Publisher: Simon and Schuster
Release Date: 2014-06-10
A deeply imaginative debut novel about a family in crisis, Time of the Locust “deftly brings together the fantastic and the realistic, and touches on a variety of issues, from politics, race, and murder to disability, domestic tragedy, and myth…[and] spins them with gold and possibility” (The Washington Post). Sephiri is an autistic boy who lives in a world of his own making, where he dwells among imagined sea creatures that help him process information in the “real world” in which he is forced to live. But lately he has been having dreams of a mysterious place, and he starts creating fantastical sketches of this strange, inner world. Brenda, Sephiri’s mother, struggles with raising her challenged child alone. Her only wish is to connect with him—a smile on his face would be a triumph. Sephiri’s father, Horus, is serving a life sentence in prison, making the days even lonelier for Brenda and Sephiri. Yet prison is still not enough to separate father and son. In the seventh year of his imprisonment and at the height of his isolation, Horus develops extraordinary mental abilities that allow him to reach his son. Memory and yearning carry him outside his body, and through the realities of their ordeals and dreamscape, Horus and Sephiri find each other—and find hope in ways never imagined. Deftly portrayed by the remarkably talented Morowa Yejidé, this “unique and astounding debut” (New York Times bestselling author Lalita Tademy) is a harrowing, mystical, and redemptive journey toward the union of a family.
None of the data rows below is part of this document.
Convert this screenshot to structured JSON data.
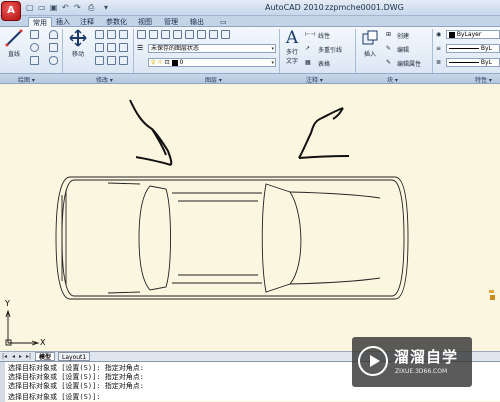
{
  "window": {
    "app_name": "AutoCAD 2010",
    "file_name": "zzpmche0001.DWG",
    "app_button_icon": "autocad-logo-icon"
  },
  "tabs": [
    "常用",
    "插入",
    "注释",
    "参数化",
    "视图",
    "管理",
    "输出"
  ],
  "active_tab": "常用",
  "ribbon": {
    "draw": {
      "line_label": "直线",
      "panel_label": "绘图 ▾"
    },
    "modify": {
      "move_label": "移动",
      "panel_label": "修改 ▾"
    },
    "layers": {
      "layer_state_value": "未保存的图层状态",
      "layer_value": "0",
      "panel_label": "图层 ▾"
    },
    "annotation": {
      "mtext_label_1": "多行",
      "mtext_label_2": "文字",
      "linear_label": "线性",
      "multileader_label": "多重引线",
      "table_label": "表格",
      "panel_label": "注释 ▾"
    },
    "block": {
      "insert_label": "插入",
      "create_label": "创建",
      "edit_label": "编辑",
      "edit_attributes_label": "编辑属性",
      "panel_label": "块 ▾"
    },
    "properties": {
      "color_value": "ByLayer",
      "linetype_value": "ByL",
      "lineweight_value": "ByL",
      "panel_label": "特性 ▾"
    }
  },
  "layout_tabs": [
    "模型",
    "Layout1"
  ],
  "active_layout": "模型",
  "ucs": {
    "y_label": "Y",
    "x_label": "X"
  },
  "command_lines": [
    "选择目标对象或 [设置(S)]: 指定对角点:",
    "选择目标对象或 [设置(S)]: 指定对角点:",
    "选择目标对象或 [设置(S)]: 指定对角点:",
    "选择目标对象或 [设置(S)]:"
  ],
  "watermark": {
    "title": "溜溜自学",
    "url": "ZIXUE.3D66.COM"
  },
  "colors": {
    "canvas_background": "#fbf6e0",
    "ribbon_background": "#dce7f4",
    "app_button": "#c81818"
  }
}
Author: Elizabeth Heffelfinger
Publisher: Peter Lang
Release Date: 2011
Genre: Performing Arts
To date, no text exists that focuses exclusively on the concept of postcolonial film as a framework for identifying films produced within and outside of various formerly colonized nations, nor is there a scholarly text that addresses pedagogical issues about and frameworks for teaching such films. This book borrows from and respects various forms of categorization – intercultural, global, third, and accented – while simultaneously seeking to make manifest an alternate space of signification. What feels like a mainstream approach is pedagogically necessary in terms of access, both financial and physical, to the films discussed herein, given that this text proposes models for teaching these works at the university and secondary levels. The focus of this work is therefore twofold: to provide the methodology to read and teach postcolonial film, and also to provide analyses in which scholars and teachers can explore the ways that the films examined herein work to further and complicate our understanding of «postcolonial» as a fraught and evolving theoretical stance.